- A Canadian maritime patrol and reconnaissance aircraft designed and manufactured by Canadair Limited and produced from 1957 to 1960
- A redesign of the Bristol Britannia airliner, with completely new fuselage and new engines, intended for RCAF use
- Replaced the Avro Lancaster and Lockheed Neptune in RCAF service
- Carried very sophisticated submarine-detection equipment, including a 70 million-candlepower searchlight, which could illuminate a periscope up to 2.8 kilometres away
- Largest aircraft built in Canada at time of production
- With four bunks and a galley, accommodated fifteen crew for flights over twenty-four-hours
- A transport version, the CL-44, was developed by Canadair for freight carriers and the RCAF
- First flight was on March 28th, 1957
The Argus was a radical redesign of the Bristol Britannia featuring a new, unpressurized fuselage and powerful piston engines. The redesign increased the low-altitude range and provided space in the aircraft for weapons and electronic equipment. Thirteen Mk.1s were built. The remaining 20 were Mk.2s, with upgraded electronics and a smaller radome (radar dome). Argus aircraft operated successfully over Canada’s ocean boundaries. They were retired from the Canadian Armed Forces(CAF) in 1982.
The Argus was equipped with a powerful radar, underwater listening devices, electronic countermeasures equipment, and a magnetic anomaly detector, which at low altitude could detect deformations in the earth’s magnetic field caused by metal objects as small as a boat’s engine. For night visual identification, a remote-controlled 70-million candlepower searchlight was located on the wing. Equipped with four bunks and a galley, the Argus could accommodate two crews for 24-hour-plus flights. In its early years, the Argus was undoubtedly the finest anti-submarine patrol bomber in the world. Maximum range was 8,190 km (5,089 mi).
Reserve Hangar, Canada Aviation and Space Museum
Transfer from the Canadian Armed Forces
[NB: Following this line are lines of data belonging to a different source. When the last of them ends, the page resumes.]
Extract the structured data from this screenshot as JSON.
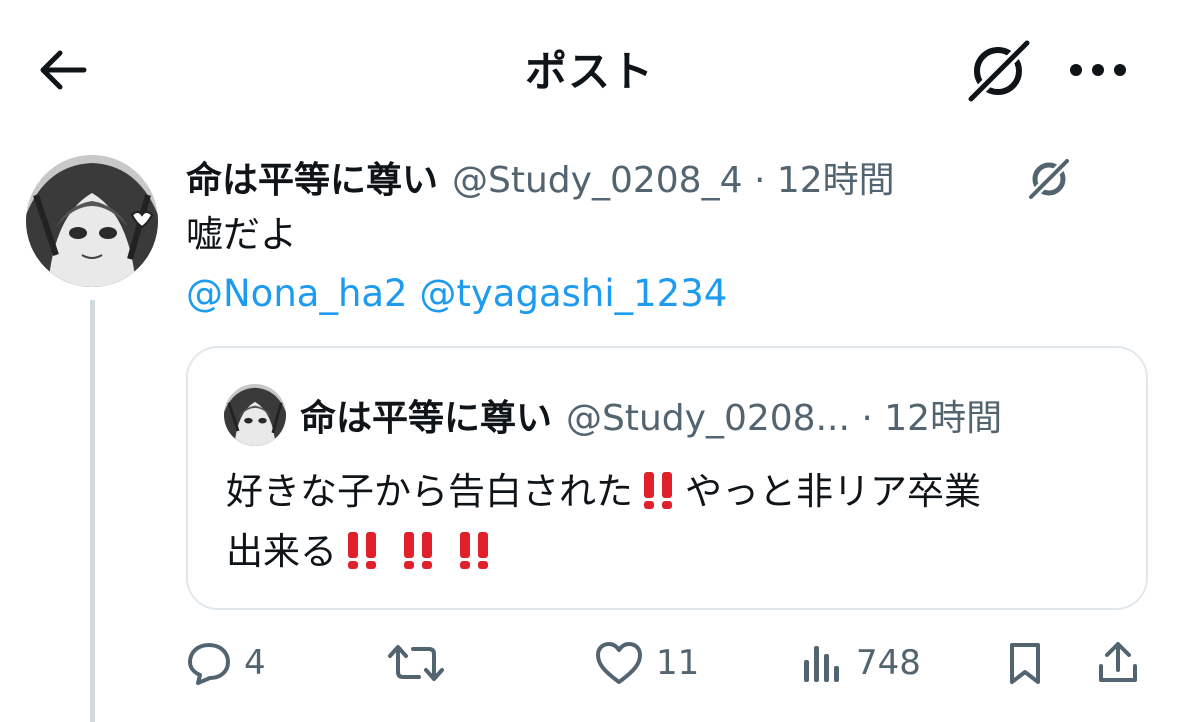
{
  "header": {
    "title": "ポスト",
    "back_icon": "arrow-left-icon",
    "grok_icon": "grok-icon",
    "more_icon": "more-horizontal-icon"
  },
  "tweet": {
    "display_name": "命は平等に尊い",
    "handle": "@Study_0208_4",
    "separator": "·",
    "time": "12時間",
    "text": "嘘だよ",
    "mentions": [
      "@Nona_ha2",
      "@tyagashi_1234"
    ]
  },
  "quote": {
    "display_name": "命は平等に尊い",
    "handle": "@Study_0208...",
    "separator": "·",
    "time": "12時間",
    "text_line1_a": "好きな子から告白された",
    "text_line1_b": "やっと非リア卒業",
    "text_line2": "出来る"
  },
  "actions": {
    "replies": "4",
    "likes": "11",
    "views": "748"
  },
  "colors": {
    "accent": "#1d9bf0",
    "muted": "#536471",
    "text": "#0f1419",
    "border": "#e1e8ed",
    "thread_line": "#cfd9de",
    "emoji_red": "#e0202a"
  }
}
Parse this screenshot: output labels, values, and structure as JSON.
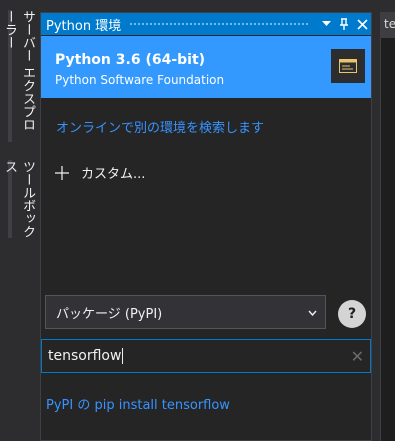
{
  "sidebar": {
    "tabs": [
      {
        "label": "サーバー エクスプローラー"
      },
      {
        "label": "ツールボックス"
      }
    ]
  },
  "panel": {
    "title": "Python 環境",
    "header_icons": [
      "dropdown-arrow-icon",
      "pin-icon",
      "close-icon"
    ],
    "environment": {
      "name": "Python 3.6 (64-bit)",
      "vendor": "Python Software Foundation"
    },
    "search_online_link": "オンラインで別の環境を検索します",
    "custom_label": "カスタム...",
    "package_source": {
      "selected": "パッケージ (PyPI)"
    },
    "help_label": "?",
    "search": {
      "value": "tensorflow"
    },
    "pip_install_link": "PyPI の pip install tensorflow"
  },
  "right_panel": {
    "tab_label": "te"
  },
  "colors": {
    "accent": "#007acc",
    "selection": "#3399ff",
    "link": "#3794ff",
    "background": "#252526"
  }
}
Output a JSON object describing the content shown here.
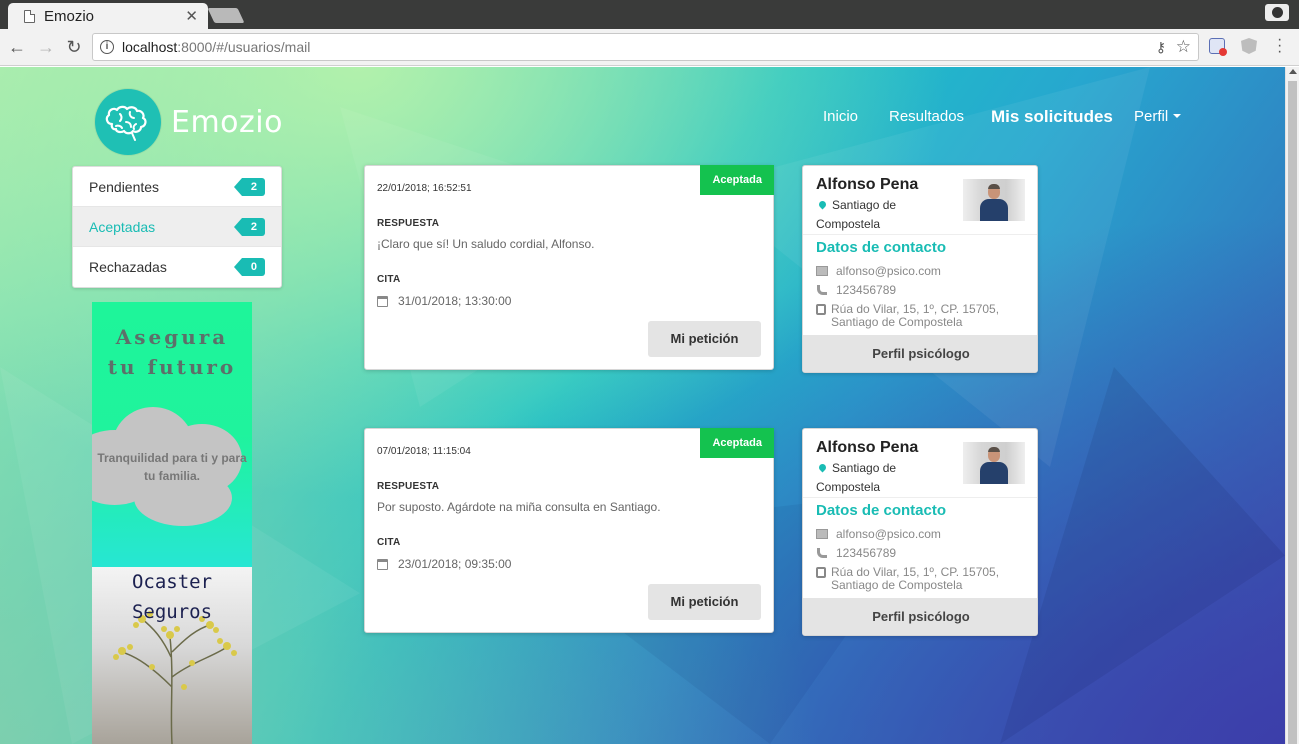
{
  "browser": {
    "tab_title": "Emozio",
    "url_host": "localhost",
    "url_path": ":8000/#/usuarios/mail"
  },
  "navbar": {
    "logo_text": "Emozio",
    "links": [
      "Inicio",
      "Resultados",
      "Mis solicitudes",
      "Perfil"
    ],
    "active": "Mis solicitudes"
  },
  "filters": [
    {
      "label": "Pendientes",
      "count": "2",
      "selected": false
    },
    {
      "label": "Aceptadas",
      "count": "2",
      "selected": true
    },
    {
      "label": "Rechazadas",
      "count": "0",
      "selected": false
    }
  ],
  "ad": {
    "heading_line1": "Asegura",
    "heading_line2": "tu futuro",
    "cloud_text": "Tranquilidad para ti y para tu familia.",
    "brand_line1": "Ocaster",
    "brand_line2": "Seguros"
  },
  "requests": [
    {
      "status": "Aceptada",
      "date": "22/01/2018; 16:52:51",
      "response_label": "RESPUESTA",
      "response_text": "¡Claro que sí! Un saludo cordial, Alfonso.",
      "cita_label": "CITA",
      "cita_date": "31/01/2018; 13:30:00",
      "button": "Mi petición",
      "psychologist": {
        "name": "Alfonso Pena",
        "location": "Santiago de Compostela",
        "contact_title": "Datos de contacto",
        "email": "alfonso@psico.com",
        "phone": "123456789",
        "address": "Rúa do Vilar, 15, 1º, CP. 15705, Santiago de Compostela",
        "footer": "Perfil psicólogo"
      }
    },
    {
      "status": "Aceptada",
      "date": "07/01/2018; 11:15:04",
      "response_label": "RESPUESTA",
      "response_text": "Por suposto. Agárdote na miña consulta en Santiago.",
      "cita_label": "CITA",
      "cita_date": "23/01/2018; 09:35:00",
      "button": "Mi petición",
      "psychologist": {
        "name": "Alfonso Pena",
        "location": "Santiago de Compostela",
        "contact_title": "Datos de contacto",
        "email": "alfonso@psico.com",
        "phone": "123456789",
        "address": "Rúa do Vilar, 15, 1º, CP. 15705, Santiago de Compostela",
        "footer": "Perfil psicólogo"
      }
    }
  ]
}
This Argus was the last one built. It was manufactured by Canadair Limited in Montreal, Quebec in 1960. It operated with No. 405 Squadron RCAF in Greenwood, Nova Scotia from 1960 to 1978, when it was transferred to Canadian Forces Base Summerside in Prince Edward Island. It served there until 1982 and was then retired and transferred to the Museum in a May 17, 1982 ceremony. The Argus is the largest aircraft in the collection and the Museum's hangar doors were designed to accommodate it.
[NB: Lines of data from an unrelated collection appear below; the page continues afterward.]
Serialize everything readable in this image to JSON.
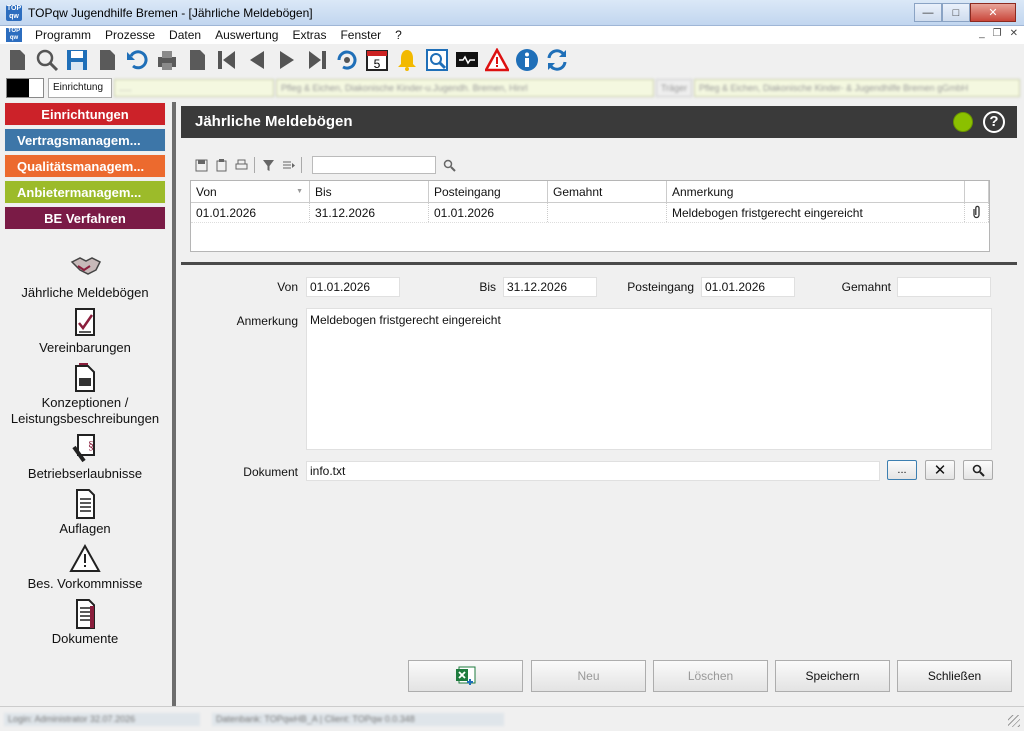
{
  "window": {
    "title": "TOPqw Jugendhilfe Bremen - [Jährliche Meldebögen]",
    "minimize": "—",
    "maximize": "□",
    "close": "✕"
  },
  "menu": [
    "Programm",
    "Prozesse",
    "Daten",
    "Auswertung",
    "Extras",
    "Fenster",
    "?"
  ],
  "infobar": {
    "einrichtung_label": "Einrichtung",
    "blur1": ".....",
    "blur2": "Pfleg & Eichen, Diakonische Kinder-u.Jugendh. Bremen, Hinrl",
    "blur3": "Träger",
    "blur4": "Pfleg & Eichen, Diakonische Kinder- & Jugendhilfe Bremen gGmbH"
  },
  "sidebar": {
    "categories": [
      {
        "label": "Einrichtungen",
        "color": "#cc2229"
      },
      {
        "label": "Vertragsmanagem...",
        "color": "#3d76a8"
      },
      {
        "label": "Qualitätsmanagem...",
        "color": "#ec6a2e"
      },
      {
        "label": "Anbietermanagem...",
        "color": "#9cbb2a"
      },
      {
        "label": "BE Verfahren",
        "color": "#7a1b46"
      }
    ],
    "items": [
      {
        "label": "Jährliche Meldebögen",
        "icon": "handshake-icon"
      },
      {
        "label": "Vereinbarungen",
        "icon": "contract-icon"
      },
      {
        "label": "Konzeptionen / Leistungsbeschreibungen",
        "icon": "concept-icon"
      },
      {
        "label": "Betriebserlaubnisse",
        "icon": "permit-icon"
      },
      {
        "label": "Auflagen",
        "icon": "list-icon"
      },
      {
        "label": "Bes. Vorkommnisse",
        "icon": "warning-icon"
      },
      {
        "label": "Dokumente",
        "icon": "documents-icon"
      }
    ]
  },
  "main": {
    "title": "Jährliche Meldebögen",
    "help": "?",
    "grid": {
      "columns": [
        "Von",
        "Bis",
        "Posteingang",
        "Gemahnt",
        "Anmerkung"
      ],
      "rows": [
        {
          "von": "01.01.2026",
          "bis": "31.12.2026",
          "posteingang": "01.01.2026",
          "gemahnt": "",
          "anmerkung": "Meldebogen fristgerecht eingereicht"
        }
      ]
    },
    "form": {
      "von_label": "Von",
      "von_value": "01.01.2026",
      "bis_label": "Bis",
      "bis_value": "31.12.2026",
      "posteingang_label": "Posteingang",
      "posteingang_value": "01.01.2026",
      "gemahnt_label": "Gemahnt",
      "gemahnt_value": "",
      "anmerkung_label": "Anmerkung",
      "anmerkung_value": "Meldebogen fristgerecht eingereicht",
      "dokument_label": "Dokument",
      "dokument_value": "info.txt",
      "browse": "...",
      "clear": "✕"
    },
    "buttons": {
      "neu": "Neu",
      "loeschen": "Löschen",
      "speichern": "Speichern",
      "schliessen": "Schließen"
    }
  },
  "statusbar": {
    "login": "Login: Administrator 32.07.2026",
    "db": "Datenbank: TOPqwHB_A | Client: TOPqw 0.0.348"
  }
}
|Wing Span||43.4 m (142 ft 3 1/2 in)|
|Length||39.1 m (128 ft 3 in)|
|Height||11.5 m (37 ft 8 1/2 in)|
|Weight, Empty||36,735 kg (81,000 lb)|
|Weight, Gross||67,120 kg (148,000 lb)|
|Cruising Speed||333 km/h (207 mph)|
|Max Speed||464 km/h (288 mph)|
|Rate of Climb||274 m (900 ft) /min|
|Service Ceiling||7,380 m (24,200 ft)|
|Range||8,189 km (5,089 mi)|
|Power Plant||four Wright R-3350 TC981 EA-1 Turbo Compound, 3,700 hp, radial engines|